§ **Source records**
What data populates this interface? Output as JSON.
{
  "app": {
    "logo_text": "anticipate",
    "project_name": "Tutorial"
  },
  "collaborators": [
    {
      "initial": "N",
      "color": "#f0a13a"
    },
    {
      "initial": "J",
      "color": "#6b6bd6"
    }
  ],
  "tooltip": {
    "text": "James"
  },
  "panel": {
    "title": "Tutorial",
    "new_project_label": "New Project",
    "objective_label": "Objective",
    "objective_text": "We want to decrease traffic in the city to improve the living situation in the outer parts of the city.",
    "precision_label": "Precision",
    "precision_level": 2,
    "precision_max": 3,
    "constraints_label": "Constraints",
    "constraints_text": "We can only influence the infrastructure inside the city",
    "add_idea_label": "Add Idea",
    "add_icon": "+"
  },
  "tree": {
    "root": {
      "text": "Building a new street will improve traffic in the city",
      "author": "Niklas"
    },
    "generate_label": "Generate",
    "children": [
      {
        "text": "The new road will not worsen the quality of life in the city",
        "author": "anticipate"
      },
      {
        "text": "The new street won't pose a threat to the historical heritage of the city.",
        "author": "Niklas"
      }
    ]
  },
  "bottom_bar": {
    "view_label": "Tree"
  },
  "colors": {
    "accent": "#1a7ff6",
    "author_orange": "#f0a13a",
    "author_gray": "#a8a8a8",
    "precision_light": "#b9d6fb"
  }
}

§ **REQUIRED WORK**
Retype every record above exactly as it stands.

§ **OUTPUT FOR THIS TASK**
What data populates this interface? Output as JSON.
{
  "app": {
    "logo_text": "anticipate",
    "project_name": "Tutorial"
  },
  "collaborators": [
    {
      "initial": "N",
      "color": "#f0a13a"
    },
    {
      "initial": "J",
      "color": "#6b6bd6"
    }
  ],
  "tooltip": {
    "text": "James"
  },
  "panel": {
    "title": "Tutorial",
    "new_project_label": "New Project",
    "objective_label": "Objective",
    "objective_text": "We want to decrease traffic in the city to improve the living situation in the outer parts of the city.",
    "precision_label": "Precision",
    "precision_level": 2,
    "precision_max": 3,
    "constraints_label": "Constraints",
    "constraints_text": "We can only influence the infrastructure inside the city",
    "add_idea_label": "Add Idea",
    "add_icon": "+"
  },
  "tree": {
    "root": {
      "text": "Building a new street will improve traffic in the city",
      "author": "Niklas"
    },
    "generate_label": "Generate",
    "children": [
      {
        "text": "The new road will not worsen the quality of life in the city",
        "author": "anticipate"
      },
      {
        "text": "The new street won't pose a threat to the historical heritage of the city.",
        "author": "Niklas"
      }
    ]
  },
  "bottom_bar": {
    "view_label": "Tree"
  },
  "colors": {
    "accent": "#1a7ff6",
    "author_orange": "#f0a13a",
    "author_gray": "#a8a8a8",
    "precision_light": "#b9d6fb"
  }
}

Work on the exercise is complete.